    Full-text · Article · Apr 2013 · Transfusion Medicine

Publication Stats

2k Citations
298.51 Total Impact Points

Institutions

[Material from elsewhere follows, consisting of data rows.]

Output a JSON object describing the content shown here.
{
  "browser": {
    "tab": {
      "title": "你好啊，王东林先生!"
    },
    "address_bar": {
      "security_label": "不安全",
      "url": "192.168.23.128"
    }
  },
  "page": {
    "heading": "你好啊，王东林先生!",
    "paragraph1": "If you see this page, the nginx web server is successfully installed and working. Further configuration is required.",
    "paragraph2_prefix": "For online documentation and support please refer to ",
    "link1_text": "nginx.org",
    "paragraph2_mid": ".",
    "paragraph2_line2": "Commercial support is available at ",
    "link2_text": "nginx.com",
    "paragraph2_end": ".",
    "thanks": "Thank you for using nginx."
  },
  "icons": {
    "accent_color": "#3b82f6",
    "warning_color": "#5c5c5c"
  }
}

  • 2010-2016
    • Aix-Marseille Université
      Marsiglia, Provence-Alpes-Côte d'Azur, France
  • 2008-2015
    • Etablissement Français du Sang Alsace
      Strasburg, Alsace, France
  • 2001-2015
    • Etablissement Français du Sang (EFS)
      Lutetia Parisorum, Île-de-France, France
  • 2014
    • Ecole des hautes études en santé publique
      Roazhon, Brittany, France
  • 2008-2010
    • French National Centre for Scientific Research
      Lutetia Parisorum, Île-de-France, France
  • 2003
    • Institute of Research for Development
      Marsiglia, Provence-Alpes-Côte d'Azur, France